The Court raised of its own motion allegations of Poland’s failure to comply with Article 8 of the ECHR (no arbitrary interference by a public authority with the exercise of the right to private and family life, home and correspondence).
The Court considered that according to case-law, “ill treatment must attain a minimum level of severity if it is to fall within the scope of Article 3 of the Convention.” The Court stressed that “the suffering and humiliation involved must in any event go beyond that inevitable element of suffering or humiliation connected with a given form of legitimate treatment or punishment.”
The Court found several inadequacies in the treatment of the applicant. The decision highlighted that despite evidence the pump was not functional, the courts which heard the applicant’s appeals against his detention considered the fact that the applicant had a morphine pump implanted to be an important ground for finding his state compatible with detention. The Court noted that it was not disputed that the applicant’s morphine pump and stopped working shortly after the commencement of his detention.
Further, the Court acknowledged that the attempts by Polish authorities to find a hospital in Poland able to install a replacement morphine pump for the applicant, were not sufficient. After the applicant was released it took him only three months to organise a replacement pump for himself. Ultimately, the Court held that the Polish authorities had breached their obligations to provide effective medical treatment and the applicant had been subjected to inhuman and degrading treatment in violation of Article 3 of the ECHR as a result. The applicant was awarded damages.
Relevance to the Victorian Charter
This decision may be relevant to interpreting sections 10 (protection from torture and cruel, inhuman or degrading treatment) and 22 (humane treatment when deprived of liberty) of the Charter.
The recent decision of Castles v Secretary to the Department of Justice  VSC 310 accords with the approach demonstrated in this case. In Castles, Emerton J ruled that Ms Castles had a right to undergo IVF treatment while in prison.

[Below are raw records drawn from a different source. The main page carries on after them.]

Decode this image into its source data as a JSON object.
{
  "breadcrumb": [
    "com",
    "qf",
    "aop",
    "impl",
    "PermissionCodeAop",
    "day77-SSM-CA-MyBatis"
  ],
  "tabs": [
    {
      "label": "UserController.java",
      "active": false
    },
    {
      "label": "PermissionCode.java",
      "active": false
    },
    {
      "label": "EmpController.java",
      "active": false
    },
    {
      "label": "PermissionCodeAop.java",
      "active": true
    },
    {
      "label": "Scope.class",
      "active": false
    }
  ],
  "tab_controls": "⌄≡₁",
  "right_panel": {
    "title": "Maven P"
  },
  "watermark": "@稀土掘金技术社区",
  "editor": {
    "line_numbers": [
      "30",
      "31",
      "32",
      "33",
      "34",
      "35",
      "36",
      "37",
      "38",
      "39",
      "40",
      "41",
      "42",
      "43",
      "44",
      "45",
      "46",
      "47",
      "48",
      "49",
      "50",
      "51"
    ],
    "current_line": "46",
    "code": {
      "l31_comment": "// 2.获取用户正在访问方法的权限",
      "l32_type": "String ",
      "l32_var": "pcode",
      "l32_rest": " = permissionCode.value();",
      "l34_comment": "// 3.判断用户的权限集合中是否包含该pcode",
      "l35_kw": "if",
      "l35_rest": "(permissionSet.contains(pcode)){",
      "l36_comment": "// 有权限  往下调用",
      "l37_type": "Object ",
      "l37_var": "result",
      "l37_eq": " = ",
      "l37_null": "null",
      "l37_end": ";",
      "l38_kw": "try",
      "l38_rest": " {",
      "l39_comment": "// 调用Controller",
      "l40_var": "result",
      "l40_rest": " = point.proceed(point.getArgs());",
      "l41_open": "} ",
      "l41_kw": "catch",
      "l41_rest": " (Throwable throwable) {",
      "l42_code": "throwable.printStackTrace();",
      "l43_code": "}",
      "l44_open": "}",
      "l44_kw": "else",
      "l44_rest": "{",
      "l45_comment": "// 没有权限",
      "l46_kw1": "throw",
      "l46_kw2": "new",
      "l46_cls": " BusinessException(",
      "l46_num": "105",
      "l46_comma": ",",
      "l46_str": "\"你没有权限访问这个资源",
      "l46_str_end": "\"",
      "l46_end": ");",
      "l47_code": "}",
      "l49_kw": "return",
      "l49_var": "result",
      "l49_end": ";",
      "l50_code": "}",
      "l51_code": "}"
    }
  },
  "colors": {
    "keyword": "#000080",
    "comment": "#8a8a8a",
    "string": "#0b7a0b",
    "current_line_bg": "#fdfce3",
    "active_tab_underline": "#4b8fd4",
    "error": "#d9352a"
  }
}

The rights protected by section 22 of the Charter formed the basis on which Emerton J reached her decision.
It should be noted that currently the Victorian Parole Board is exempt from complying with the Charter, hence any consideration of medical fitness for incarceration, or leniency based on medical condition in the parole context will not be include a consideration of rights protected by the Charter.
The decision is at: www.bailii.org/eu/cases/ECHR/2011/127.html
Kate Fazio is a Solicitor in the Human Rights Law Group at Mallesons Stephen Jaques